* **Instructions to follow**
Going through the records that follow, please count the lines with "price" in them and give only the count.
:: Records
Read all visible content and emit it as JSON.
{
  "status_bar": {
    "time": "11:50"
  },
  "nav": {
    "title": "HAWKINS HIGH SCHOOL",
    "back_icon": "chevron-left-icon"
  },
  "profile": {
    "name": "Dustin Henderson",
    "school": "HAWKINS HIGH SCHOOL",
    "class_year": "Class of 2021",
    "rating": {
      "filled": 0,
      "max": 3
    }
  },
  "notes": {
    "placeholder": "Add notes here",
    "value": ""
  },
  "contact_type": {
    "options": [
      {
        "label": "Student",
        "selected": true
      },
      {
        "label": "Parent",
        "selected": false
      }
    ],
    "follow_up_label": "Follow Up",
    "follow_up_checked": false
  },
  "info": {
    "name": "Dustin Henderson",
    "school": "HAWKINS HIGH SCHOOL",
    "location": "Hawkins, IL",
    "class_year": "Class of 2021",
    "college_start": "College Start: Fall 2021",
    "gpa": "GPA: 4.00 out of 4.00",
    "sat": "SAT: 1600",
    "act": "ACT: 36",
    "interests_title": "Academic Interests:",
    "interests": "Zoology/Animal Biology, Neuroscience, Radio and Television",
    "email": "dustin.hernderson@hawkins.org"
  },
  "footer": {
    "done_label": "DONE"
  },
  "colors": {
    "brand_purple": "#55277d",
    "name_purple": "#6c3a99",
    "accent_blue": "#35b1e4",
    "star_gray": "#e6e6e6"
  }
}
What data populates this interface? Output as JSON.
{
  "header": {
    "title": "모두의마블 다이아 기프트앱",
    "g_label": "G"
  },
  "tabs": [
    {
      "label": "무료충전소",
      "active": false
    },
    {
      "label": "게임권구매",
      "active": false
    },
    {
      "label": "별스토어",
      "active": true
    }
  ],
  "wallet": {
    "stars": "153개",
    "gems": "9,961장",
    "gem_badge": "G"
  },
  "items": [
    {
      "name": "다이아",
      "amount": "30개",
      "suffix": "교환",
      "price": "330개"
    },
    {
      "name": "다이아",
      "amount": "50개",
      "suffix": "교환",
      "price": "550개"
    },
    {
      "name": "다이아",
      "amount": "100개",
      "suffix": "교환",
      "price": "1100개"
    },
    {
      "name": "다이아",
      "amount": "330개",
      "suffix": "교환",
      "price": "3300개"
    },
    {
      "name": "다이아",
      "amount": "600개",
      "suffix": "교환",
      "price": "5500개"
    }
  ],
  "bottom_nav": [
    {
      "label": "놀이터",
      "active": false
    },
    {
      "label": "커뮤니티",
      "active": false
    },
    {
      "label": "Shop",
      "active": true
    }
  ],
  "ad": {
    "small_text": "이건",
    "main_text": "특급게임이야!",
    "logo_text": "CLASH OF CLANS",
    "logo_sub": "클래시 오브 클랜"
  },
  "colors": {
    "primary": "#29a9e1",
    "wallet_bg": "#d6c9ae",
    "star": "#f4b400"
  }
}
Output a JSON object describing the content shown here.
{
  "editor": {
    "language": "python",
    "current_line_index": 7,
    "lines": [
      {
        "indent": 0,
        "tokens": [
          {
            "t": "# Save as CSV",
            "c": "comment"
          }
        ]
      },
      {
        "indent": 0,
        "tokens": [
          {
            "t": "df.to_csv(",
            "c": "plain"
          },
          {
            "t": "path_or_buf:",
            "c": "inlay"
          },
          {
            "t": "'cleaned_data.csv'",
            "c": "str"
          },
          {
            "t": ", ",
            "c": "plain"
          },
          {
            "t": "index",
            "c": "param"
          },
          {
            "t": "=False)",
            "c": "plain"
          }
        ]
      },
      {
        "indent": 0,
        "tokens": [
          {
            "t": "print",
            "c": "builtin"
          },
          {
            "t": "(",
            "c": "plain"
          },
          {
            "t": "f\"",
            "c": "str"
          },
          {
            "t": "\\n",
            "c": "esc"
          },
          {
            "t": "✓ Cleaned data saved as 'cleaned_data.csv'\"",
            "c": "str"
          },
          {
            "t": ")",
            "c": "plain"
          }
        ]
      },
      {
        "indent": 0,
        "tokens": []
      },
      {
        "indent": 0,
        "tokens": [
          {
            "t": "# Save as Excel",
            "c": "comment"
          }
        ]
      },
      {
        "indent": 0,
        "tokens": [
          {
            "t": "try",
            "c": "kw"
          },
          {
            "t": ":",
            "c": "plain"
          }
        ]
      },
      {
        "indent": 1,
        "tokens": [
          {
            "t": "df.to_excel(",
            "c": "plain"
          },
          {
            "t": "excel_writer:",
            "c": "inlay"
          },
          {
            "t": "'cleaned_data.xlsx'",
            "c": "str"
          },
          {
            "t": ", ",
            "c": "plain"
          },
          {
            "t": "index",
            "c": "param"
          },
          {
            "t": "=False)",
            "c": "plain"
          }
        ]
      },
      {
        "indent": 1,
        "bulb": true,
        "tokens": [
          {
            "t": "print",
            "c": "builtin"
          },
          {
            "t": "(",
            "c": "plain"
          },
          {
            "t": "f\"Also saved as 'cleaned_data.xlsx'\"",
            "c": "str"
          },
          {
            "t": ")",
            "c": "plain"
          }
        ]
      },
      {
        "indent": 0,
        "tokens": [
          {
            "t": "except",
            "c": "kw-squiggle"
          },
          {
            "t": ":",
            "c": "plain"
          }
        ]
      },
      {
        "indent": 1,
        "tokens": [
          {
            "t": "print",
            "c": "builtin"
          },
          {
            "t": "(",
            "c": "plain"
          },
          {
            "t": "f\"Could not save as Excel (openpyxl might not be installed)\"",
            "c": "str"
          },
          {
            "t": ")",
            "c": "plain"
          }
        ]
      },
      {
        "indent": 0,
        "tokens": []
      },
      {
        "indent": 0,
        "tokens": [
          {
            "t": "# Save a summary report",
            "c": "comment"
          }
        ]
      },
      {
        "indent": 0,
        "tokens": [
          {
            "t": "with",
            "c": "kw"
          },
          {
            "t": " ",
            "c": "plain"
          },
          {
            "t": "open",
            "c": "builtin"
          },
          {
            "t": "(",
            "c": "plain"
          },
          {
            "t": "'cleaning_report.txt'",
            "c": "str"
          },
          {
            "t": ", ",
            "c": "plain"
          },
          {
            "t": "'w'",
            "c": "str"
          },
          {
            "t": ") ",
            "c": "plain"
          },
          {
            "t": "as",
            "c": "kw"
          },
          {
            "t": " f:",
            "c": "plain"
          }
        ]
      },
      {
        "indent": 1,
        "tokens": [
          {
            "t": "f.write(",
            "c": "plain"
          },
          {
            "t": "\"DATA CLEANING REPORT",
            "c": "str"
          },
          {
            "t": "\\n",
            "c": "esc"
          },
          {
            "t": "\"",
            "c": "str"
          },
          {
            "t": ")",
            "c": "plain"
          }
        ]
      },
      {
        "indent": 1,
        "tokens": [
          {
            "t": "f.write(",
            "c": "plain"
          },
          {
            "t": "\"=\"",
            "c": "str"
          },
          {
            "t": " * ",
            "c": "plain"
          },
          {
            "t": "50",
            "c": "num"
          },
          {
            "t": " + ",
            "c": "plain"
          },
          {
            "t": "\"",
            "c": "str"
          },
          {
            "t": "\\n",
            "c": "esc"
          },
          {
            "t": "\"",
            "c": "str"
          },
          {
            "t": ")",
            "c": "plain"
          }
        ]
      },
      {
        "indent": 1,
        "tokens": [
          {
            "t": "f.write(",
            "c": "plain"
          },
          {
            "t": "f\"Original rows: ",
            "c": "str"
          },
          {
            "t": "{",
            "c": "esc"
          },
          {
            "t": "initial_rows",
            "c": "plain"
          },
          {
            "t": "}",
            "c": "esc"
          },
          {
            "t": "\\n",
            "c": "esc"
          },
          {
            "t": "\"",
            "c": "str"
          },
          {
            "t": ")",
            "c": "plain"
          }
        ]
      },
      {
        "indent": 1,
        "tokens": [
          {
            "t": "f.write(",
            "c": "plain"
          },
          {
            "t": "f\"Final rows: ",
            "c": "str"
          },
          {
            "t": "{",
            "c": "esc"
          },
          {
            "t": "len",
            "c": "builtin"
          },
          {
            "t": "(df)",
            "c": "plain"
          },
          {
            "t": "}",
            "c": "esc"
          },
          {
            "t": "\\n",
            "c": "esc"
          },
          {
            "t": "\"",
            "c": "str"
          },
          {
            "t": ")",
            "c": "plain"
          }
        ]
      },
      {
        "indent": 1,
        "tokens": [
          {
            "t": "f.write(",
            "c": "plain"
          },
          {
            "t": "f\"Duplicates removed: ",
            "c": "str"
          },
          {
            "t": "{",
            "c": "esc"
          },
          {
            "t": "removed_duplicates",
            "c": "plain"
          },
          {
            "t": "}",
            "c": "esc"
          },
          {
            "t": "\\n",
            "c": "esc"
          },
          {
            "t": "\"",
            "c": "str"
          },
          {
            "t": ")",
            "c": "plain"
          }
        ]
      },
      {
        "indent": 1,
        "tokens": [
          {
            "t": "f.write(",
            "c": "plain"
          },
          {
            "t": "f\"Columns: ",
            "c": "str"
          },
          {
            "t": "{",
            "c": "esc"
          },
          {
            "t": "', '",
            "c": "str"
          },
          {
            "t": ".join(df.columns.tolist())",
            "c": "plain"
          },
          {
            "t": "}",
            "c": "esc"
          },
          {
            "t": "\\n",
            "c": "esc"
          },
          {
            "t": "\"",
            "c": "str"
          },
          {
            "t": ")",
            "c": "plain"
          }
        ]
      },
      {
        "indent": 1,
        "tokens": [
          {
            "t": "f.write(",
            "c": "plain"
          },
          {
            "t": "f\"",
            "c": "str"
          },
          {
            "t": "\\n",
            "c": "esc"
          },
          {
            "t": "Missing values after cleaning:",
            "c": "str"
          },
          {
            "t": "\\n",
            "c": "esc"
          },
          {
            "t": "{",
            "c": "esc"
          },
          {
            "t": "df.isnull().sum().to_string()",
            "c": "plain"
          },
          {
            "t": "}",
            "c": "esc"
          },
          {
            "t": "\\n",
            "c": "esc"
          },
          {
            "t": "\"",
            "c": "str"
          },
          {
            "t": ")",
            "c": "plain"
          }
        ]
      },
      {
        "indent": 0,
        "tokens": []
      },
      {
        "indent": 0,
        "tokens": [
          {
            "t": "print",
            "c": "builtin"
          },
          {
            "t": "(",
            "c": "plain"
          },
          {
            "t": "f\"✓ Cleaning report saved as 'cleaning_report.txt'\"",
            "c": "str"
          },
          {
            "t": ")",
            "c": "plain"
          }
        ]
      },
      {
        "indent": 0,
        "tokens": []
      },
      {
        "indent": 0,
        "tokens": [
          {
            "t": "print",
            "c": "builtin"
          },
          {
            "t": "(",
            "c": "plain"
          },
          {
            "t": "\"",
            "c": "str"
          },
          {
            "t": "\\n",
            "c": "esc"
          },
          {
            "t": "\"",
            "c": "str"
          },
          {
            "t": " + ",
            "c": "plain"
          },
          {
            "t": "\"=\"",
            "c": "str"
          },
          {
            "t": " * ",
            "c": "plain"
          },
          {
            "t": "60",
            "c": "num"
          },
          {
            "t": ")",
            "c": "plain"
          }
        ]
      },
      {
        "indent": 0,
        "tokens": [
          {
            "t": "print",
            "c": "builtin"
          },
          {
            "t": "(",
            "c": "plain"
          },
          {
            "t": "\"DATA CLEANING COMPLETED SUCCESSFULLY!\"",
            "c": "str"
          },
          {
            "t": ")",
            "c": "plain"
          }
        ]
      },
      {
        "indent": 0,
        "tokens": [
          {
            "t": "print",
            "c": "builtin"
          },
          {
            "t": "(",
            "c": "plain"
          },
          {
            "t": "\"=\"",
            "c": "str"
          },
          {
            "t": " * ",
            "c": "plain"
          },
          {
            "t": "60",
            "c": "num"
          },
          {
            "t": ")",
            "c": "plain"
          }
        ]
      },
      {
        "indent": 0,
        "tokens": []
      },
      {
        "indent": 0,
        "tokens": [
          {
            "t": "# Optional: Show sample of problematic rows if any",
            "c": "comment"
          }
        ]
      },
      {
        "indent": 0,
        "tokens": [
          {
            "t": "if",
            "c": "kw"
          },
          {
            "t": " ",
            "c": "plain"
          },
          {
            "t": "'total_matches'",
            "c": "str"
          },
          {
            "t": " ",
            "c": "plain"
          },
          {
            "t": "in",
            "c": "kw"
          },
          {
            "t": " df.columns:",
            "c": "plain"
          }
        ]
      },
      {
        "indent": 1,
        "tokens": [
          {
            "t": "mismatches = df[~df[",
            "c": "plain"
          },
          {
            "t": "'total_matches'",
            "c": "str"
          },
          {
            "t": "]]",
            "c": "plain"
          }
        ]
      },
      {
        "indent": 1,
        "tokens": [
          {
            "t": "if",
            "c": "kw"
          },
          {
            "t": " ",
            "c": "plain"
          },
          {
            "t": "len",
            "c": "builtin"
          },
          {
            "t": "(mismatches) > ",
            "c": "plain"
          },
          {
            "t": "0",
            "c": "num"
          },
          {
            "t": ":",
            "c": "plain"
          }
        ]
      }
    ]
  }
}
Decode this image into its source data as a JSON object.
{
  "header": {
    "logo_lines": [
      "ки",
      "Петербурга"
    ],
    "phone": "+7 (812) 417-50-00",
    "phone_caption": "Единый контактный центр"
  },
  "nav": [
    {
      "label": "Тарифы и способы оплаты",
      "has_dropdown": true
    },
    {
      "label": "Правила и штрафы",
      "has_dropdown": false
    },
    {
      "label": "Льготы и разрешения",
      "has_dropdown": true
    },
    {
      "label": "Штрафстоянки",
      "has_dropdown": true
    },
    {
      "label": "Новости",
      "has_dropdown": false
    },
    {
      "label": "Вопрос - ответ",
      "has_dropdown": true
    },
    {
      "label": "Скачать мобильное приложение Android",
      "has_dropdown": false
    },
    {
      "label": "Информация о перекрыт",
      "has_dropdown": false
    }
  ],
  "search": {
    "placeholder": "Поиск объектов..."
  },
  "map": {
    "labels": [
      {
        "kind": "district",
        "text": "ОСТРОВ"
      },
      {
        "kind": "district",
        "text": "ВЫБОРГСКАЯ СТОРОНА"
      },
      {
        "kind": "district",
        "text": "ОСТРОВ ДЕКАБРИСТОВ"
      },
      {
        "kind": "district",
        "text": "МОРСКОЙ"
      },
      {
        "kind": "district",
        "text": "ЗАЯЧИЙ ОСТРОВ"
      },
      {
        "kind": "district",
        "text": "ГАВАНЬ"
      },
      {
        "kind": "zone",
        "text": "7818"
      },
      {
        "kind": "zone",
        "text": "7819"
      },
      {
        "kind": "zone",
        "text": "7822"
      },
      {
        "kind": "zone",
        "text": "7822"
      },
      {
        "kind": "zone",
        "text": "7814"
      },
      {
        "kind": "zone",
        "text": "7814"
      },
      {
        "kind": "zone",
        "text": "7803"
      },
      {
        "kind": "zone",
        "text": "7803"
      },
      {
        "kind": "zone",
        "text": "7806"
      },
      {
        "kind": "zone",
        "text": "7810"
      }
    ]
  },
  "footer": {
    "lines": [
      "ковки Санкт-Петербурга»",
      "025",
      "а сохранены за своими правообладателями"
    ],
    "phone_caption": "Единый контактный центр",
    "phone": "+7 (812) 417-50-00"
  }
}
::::
* **Problem solution**
5